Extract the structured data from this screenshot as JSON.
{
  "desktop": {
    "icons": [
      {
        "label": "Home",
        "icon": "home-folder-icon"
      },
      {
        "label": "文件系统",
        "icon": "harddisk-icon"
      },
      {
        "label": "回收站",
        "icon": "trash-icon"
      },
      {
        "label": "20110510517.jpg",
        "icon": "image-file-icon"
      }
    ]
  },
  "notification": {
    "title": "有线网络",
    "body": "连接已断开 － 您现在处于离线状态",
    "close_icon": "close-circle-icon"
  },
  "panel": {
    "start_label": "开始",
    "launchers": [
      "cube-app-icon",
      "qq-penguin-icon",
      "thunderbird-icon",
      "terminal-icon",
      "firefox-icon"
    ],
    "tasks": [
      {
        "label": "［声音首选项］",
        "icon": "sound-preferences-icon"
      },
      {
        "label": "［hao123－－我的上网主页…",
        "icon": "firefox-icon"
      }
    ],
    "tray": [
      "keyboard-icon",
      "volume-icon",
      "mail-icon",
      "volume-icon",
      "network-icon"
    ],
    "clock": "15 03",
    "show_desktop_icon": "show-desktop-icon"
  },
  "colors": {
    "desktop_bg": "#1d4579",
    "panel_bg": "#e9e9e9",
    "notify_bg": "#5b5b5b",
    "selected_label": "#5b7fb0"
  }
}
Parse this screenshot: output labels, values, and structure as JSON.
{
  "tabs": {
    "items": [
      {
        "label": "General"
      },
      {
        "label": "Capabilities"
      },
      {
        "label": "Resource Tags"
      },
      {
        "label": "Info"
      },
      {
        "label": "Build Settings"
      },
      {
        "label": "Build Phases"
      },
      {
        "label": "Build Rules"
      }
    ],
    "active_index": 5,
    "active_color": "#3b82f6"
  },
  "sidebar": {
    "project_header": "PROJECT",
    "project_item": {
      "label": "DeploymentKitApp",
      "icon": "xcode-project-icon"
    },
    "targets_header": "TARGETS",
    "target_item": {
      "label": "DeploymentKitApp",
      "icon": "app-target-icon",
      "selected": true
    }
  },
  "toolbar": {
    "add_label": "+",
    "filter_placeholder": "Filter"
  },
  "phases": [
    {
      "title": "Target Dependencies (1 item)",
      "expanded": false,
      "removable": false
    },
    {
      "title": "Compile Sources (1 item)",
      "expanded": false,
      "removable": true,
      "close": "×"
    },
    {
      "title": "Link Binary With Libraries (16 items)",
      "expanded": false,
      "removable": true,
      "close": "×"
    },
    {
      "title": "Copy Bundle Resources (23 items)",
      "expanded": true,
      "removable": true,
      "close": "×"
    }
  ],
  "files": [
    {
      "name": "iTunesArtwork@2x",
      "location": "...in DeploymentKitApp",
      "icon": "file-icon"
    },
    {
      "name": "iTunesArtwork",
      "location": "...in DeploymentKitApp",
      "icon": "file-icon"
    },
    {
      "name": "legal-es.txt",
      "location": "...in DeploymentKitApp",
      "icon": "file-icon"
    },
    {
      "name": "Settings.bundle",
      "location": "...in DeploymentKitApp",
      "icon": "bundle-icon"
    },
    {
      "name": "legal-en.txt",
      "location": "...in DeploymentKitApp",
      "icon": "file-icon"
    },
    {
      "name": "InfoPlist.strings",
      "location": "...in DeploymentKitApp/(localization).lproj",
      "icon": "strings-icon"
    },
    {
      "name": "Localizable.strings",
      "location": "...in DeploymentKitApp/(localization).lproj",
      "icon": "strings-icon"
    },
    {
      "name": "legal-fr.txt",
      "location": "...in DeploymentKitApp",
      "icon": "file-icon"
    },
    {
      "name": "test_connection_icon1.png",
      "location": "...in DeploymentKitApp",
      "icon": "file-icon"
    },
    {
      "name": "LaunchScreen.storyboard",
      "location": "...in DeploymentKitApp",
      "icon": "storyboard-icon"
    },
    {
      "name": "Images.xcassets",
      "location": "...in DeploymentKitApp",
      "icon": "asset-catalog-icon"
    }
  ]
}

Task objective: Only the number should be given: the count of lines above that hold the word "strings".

Finished exercise: 4